limits of leadership
Taking an online course, Dynamics of Leadership. Great deal b/c I’m auditing as a DTS alum — no homework, streaming videos of Howard Hendricks in action, plus transcripts of the lectures. Better than sitting in class to take notes! It’s a course I’ve heard great reputation about, and it’s taken the past decade for me to realize the cost of leadership and what it takes. Way more than what I’ve got in me, I’ll say.
It’s been sobering as of late, as I heard of a news item about someone I know. But I’m refraining from commenting on it b/c of the raw gossipy nature of media, news, and personal failures and allegations. Veiled reference to protect the innocent until proven guilty. It’s yet another item for prayer, as well as the brokenness of humanity, the limits of leadership.
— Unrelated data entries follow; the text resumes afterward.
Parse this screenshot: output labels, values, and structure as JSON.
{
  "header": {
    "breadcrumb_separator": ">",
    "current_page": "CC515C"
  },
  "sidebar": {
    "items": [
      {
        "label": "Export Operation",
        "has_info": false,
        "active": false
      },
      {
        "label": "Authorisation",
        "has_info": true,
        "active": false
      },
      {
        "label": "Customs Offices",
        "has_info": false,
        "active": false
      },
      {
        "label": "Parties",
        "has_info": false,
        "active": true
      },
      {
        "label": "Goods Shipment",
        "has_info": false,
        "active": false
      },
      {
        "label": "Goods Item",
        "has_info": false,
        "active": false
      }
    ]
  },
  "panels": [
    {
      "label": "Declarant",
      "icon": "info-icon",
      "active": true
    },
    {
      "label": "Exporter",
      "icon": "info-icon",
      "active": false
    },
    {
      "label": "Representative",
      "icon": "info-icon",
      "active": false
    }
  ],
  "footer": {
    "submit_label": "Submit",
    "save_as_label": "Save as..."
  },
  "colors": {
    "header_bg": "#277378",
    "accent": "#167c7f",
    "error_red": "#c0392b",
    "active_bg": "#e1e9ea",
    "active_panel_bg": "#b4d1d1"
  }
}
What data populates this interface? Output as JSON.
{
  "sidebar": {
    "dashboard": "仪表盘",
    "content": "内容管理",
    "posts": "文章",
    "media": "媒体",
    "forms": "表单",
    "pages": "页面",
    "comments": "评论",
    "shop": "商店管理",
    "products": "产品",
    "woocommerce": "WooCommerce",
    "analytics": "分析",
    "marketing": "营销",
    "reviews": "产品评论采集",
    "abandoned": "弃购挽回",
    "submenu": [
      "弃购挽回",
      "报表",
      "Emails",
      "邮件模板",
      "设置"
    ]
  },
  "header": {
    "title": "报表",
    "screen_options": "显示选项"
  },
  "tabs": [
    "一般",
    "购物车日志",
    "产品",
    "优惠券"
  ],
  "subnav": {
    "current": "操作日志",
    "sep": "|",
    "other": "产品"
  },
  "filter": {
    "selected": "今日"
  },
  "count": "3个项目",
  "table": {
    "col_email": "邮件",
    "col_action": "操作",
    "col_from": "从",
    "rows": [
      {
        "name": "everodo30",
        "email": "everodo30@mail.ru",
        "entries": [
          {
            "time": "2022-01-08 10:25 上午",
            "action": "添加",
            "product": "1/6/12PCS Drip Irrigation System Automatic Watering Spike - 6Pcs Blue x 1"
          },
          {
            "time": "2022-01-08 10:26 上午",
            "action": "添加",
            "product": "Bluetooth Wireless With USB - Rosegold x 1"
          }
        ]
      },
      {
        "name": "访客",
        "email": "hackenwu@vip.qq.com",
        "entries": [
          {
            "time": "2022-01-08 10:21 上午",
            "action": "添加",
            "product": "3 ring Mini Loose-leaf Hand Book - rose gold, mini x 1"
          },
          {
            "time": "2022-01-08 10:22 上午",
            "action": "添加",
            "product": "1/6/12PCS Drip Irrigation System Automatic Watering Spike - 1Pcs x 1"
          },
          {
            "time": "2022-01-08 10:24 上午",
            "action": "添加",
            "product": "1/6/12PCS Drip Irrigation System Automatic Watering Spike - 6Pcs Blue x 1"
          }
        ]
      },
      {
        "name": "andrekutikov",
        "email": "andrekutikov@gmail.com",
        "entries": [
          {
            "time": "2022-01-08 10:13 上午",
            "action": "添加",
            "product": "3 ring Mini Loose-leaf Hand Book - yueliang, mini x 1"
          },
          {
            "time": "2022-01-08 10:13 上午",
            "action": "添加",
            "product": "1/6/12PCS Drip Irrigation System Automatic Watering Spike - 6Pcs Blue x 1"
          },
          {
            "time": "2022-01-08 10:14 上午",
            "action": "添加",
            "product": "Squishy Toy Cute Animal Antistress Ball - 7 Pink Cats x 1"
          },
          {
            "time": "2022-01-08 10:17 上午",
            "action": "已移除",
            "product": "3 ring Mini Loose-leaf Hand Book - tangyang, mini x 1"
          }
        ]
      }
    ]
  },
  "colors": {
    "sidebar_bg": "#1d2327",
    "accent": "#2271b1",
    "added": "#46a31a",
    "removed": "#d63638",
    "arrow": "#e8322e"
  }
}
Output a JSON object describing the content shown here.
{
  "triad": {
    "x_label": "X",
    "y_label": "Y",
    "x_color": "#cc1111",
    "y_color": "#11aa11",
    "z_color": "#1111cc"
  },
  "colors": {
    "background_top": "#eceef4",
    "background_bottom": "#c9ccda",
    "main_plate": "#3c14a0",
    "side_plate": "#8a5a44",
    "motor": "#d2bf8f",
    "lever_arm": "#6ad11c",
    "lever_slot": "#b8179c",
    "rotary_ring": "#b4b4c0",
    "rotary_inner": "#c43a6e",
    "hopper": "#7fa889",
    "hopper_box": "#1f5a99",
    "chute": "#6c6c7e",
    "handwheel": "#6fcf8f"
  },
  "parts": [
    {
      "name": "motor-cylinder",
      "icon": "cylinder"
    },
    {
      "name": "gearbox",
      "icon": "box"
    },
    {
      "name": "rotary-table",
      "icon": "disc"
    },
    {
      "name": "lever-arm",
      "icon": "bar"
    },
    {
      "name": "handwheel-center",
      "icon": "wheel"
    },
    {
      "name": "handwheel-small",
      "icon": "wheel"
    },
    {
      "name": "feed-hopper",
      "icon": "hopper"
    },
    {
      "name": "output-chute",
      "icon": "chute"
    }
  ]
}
So much of that leadership talk is of the pump-it-up motivational variety, limitless bounds on dreaming big, getting the troops to conquer the world and more. Blindingly optimistic. That stuff motivates the masses, but not me. And yet it is a part of a leader’s job to motivate. But my question is: who picks up the pieces? The track record of leaders across the board is not pretty. I’ll quote from Howard Hendricks:
“The Bible mentions approximately 1,000 leaders. Only 100 of them do you have enough data in order to get the full picture. This is what I want you to remember. Are you ready for this? Of the 100 leaders about whom we have sufficient data, only one third of them finished well. And most of them failed in the last half of their life. It is a very profound study.” (excerpt from CL205 Unit 02B )